Start time:
29 June, 2013 at 11:30 (UTC+0)
Session slots:

Short Abstract:

This panel will examine cultural productions in context of slavery to point out social change both through slave narratives collected in the 19th and 20th century and through the religious configurations on both sides of the South Atlantic.

Long Abstract

In this panel, we wish to examine cultural productions in context of slavery in two ways.

The first one is to trace through slave narratives collected in the 19th century mainly by foreign individuals or institutions, what do they tell us about narratives of the self. These narratives have usually been transmitted after a process of translation and rewriting and even after having been heavily transformed, but they still are perceived as life stories or autobiographies. One will question what has been socially and historically constructed in those accounts and what they are telling us about self-perception and self-representation in West and North Africa.

The second one is to take the example of the religious field in the context of Atlantic slave trade, to show how it is organized in a global world on both sides of the South Atlantic. Speaking in terms of syncretism or diffusion processes does not take in account the changes endured on African soil, making its religious cosmologies something out of history. In Africa also, the slave trade did transform the religious field, upheaving for example, ancestry cults into territories deities to legitimate new political configurations.

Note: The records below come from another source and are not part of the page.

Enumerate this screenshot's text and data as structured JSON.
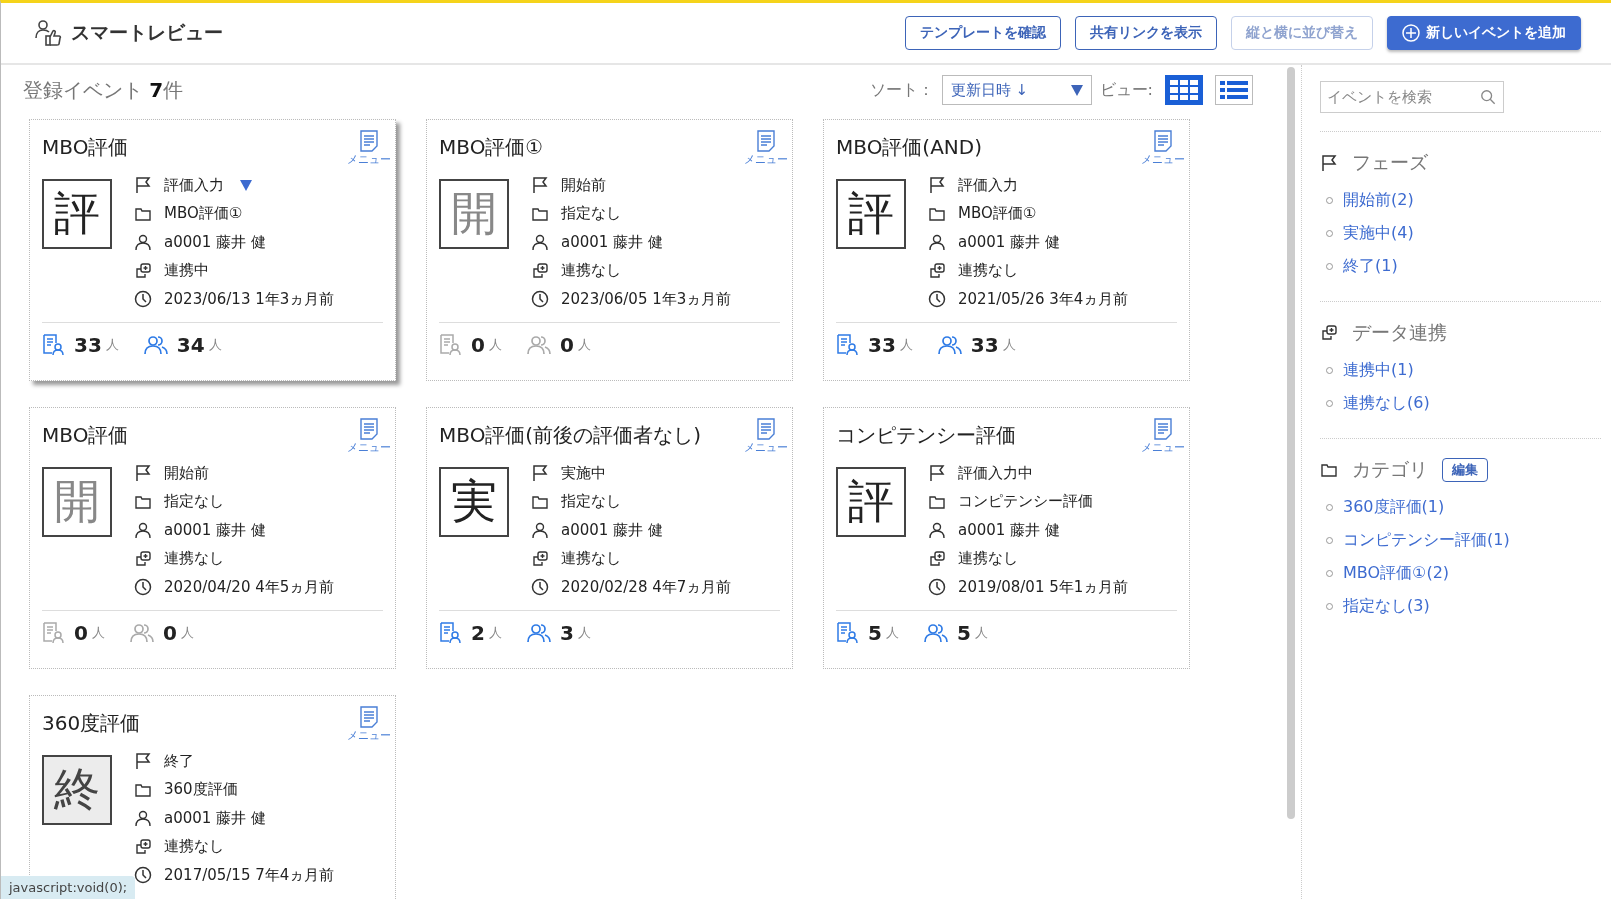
{
  "header": {
    "title": "スマートレビュー",
    "buttons": [
      {
        "label": "テンプレートを確認",
        "kind": "outline",
        "disabled": false
      },
      {
        "label": "共有リンクを表示",
        "kind": "outline",
        "disabled": false
      },
      {
        "label": "縦と横に並び替え",
        "kind": "outline",
        "disabled": true
      },
      {
        "label": "新しいイベントを追加",
        "kind": "primary",
        "disabled": false
      }
    ]
  },
  "summary": {
    "label": "登録イベント",
    "count": "7",
    "unit": "件"
  },
  "toolbar": {
    "sort_label": "ソート：",
    "sort_value": "更新日時 ↓",
    "view_label": "ビュー:",
    "views": [
      {
        "kind": "grid",
        "selected": true
      },
      {
        "kind": "list",
        "selected": false
      }
    ]
  },
  "cards": [
    {
      "title": "MBO評価",
      "menu": "メニュー",
      "glyph": "評",
      "kind": "active",
      "hovered": true,
      "phase_dropdown": true,
      "rows": [
        {
          "kind": "phase",
          "text": "評価入力"
        },
        {
          "kind": "category",
          "text": "MBO評価①"
        },
        {
          "kind": "owner",
          "text": "a0001 藤井 健"
        },
        {
          "kind": "link",
          "text": "連携中"
        },
        {
          "kind": "date",
          "text": "2023/06/13 1年3ヵ月前"
        }
      ],
      "counts": [
        {
          "kind": "evaluators",
          "value": "33",
          "unit": "人",
          "active": true
        },
        {
          "kind": "targets",
          "value": "34",
          "unit": "人",
          "active": true
        }
      ]
    },
    {
      "title": "MBO評価①",
      "menu": "メニュー",
      "glyph": "開",
      "kind": "pending",
      "hovered": false,
      "phase_dropdown": false,
      "rows": [
        {
          "kind": "phase",
          "text": "開始前"
        },
        {
          "kind": "category",
          "text": "指定なし"
        },
        {
          "kind": "owner",
          "text": "a0001 藤井 健"
        },
        {
          "kind": "link",
          "text": "連携なし"
        },
        {
          "kind": "date",
          "text": "2023/06/05 1年3ヵ月前"
        }
      ],
      "counts": [
        {
          "kind": "evaluators",
          "value": "0",
          "unit": "人",
          "active": false
        },
        {
          "kind": "targets",
          "value": "0",
          "unit": "人",
          "active": false
        }
      ]
    },
    {
      "title": "MBO評価(AND)",
      "menu": "メニュー",
      "glyph": "評",
      "kind": "active",
      "hovered": false,
      "phase_dropdown": false,
      "rows": [
        {
          "kind": "phase",
          "text": "評価入力"
        },
        {
          "kind": "category",
          "text": "MBO評価①"
        },
        {
          "kind": "owner",
          "text": "a0001 藤井 健"
        },
        {
          "kind": "link",
          "text": "連携なし"
        },
        {
          "kind": "date",
          "text": "2021/05/26 3年4ヵ月前"
        }
      ],
      "counts": [
        {
          "kind": "evaluators",
          "value": "33",
          "unit": "人",
          "active": true
        },
        {
          "kind": "targets",
          "value": "33",
          "unit": "人",
          "active": true
        }
      ]
    },
    {
      "title": "MBO評価",
      "menu": "メニュー",
      "glyph": "開",
      "kind": "pending",
      "hovered": false,
      "phase_dropdown": false,
      "rows": [
        {
          "kind": "phase",
          "text": "開始前"
        },
        {
          "kind": "category",
          "text": "指定なし"
        },
        {
          "kind": "owner",
          "text": "a0001 藤井 健"
        },
        {
          "kind": "link",
          "text": "連携なし"
        },
        {
          "kind": "date",
          "text": "2020/04/20 4年5ヵ月前"
        }
      ],
      "counts": [
        {
          "kind": "evaluators",
          "value": "0",
          "unit": "人",
          "active": false
        },
        {
          "kind": "targets",
          "value": "0",
          "unit": "人",
          "active": false
        }
      ]
    },
    {
      "title": "MBO評価(前後の評価者なし)",
      "menu": "メニュー",
      "glyph": "実",
      "kind": "active",
      "hovered": false,
      "phase_dropdown": false,
      "rows": [
        {
          "kind": "phase",
          "text": "実施中"
        },
        {
          "kind": "category",
          "text": "指定なし"
        },
        {
          "kind": "owner",
          "text": "a0001 藤井 健"
        },
        {
          "kind": "link",
          "text": "連携なし"
        },
        {
          "kind": "date",
          "text": "2020/02/28 4年7ヵ月前"
        }
      ],
      "counts": [
        {
          "kind": "evaluators",
          "value": "2",
          "unit": "人",
          "active": true
        },
        {
          "kind": "targets",
          "value": "3",
          "unit": "人",
          "active": true
        }
      ]
    },
    {
      "title": "コンピテンシー評価",
      "menu": "メニュー",
      "glyph": "評",
      "kind": "active",
      "hovered": false,
      "phase_dropdown": false,
      "rows": [
        {
          "kind": "phase",
          "text": "評価入力中"
        },
        {
          "kind": "category",
          "text": "コンピテンシー評価"
        },
        {
          "kind": "owner",
          "text": "a0001 藤井 健"
        },
        {
          "kind": "link",
          "text": "連携なし"
        },
        {
          "kind": "date",
          "text": "2019/08/01 5年1ヵ月前"
        }
      ],
      "counts": [
        {
          "kind": "evaluators",
          "value": "5",
          "unit": "人",
          "active": true
        },
        {
          "kind": "targets",
          "value": "5",
          "unit": "人",
          "active": true
        }
      ]
    },
    {
      "title": "360度評価",
      "menu": "メニュー",
      "glyph": "終",
      "kind": "closed",
      "hovered": false,
      "phase_dropdown": false,
      "rows": [
        {
          "kind": "phase",
          "text": "終了"
        },
        {
          "kind": "category",
          "text": "360度評価"
        },
        {
          "kind": "owner",
          "text": "a0001 藤井 健"
        },
        {
          "kind": "link",
          "text": "連携なし"
        },
        {
          "kind": "date",
          "text": "2017/05/15 7年4ヵ月前"
        }
      ]
    }
  ],
  "sidebar": {
    "search": {
      "placeholder": "イベントを検索"
    },
    "sections": [
      {
        "kind": "phase",
        "title": "フェーズ",
        "items": [
          "開始前(2)",
          "実施中(4)",
          "終了(1)"
        ]
      },
      {
        "kind": "link",
        "title": "データ連携",
        "items": [
          "連携中(1)",
          "連携なし(6)"
        ]
      },
      {
        "kind": "category",
        "title": "カテゴリ",
        "edit": "編集",
        "items": [
          "360度評価(1)",
          "コンピテンシー評価(1)",
          "MBO評価①(2)",
          "指定なし(3)"
        ]
      }
    ]
  },
  "status_bar": {
    "text": "javascript:void(0);"
  }
}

As such, one should not consider Afro-American religious productions as syncretism or conservatism from Africa but as productions born from the Atlantic slave trade, whose different ranges have more to do with their local context development.

To conclude, we will question the interweaving between slave narratives and African diaspora religions' narratives in the construction of narrative of self.

Accepted papers: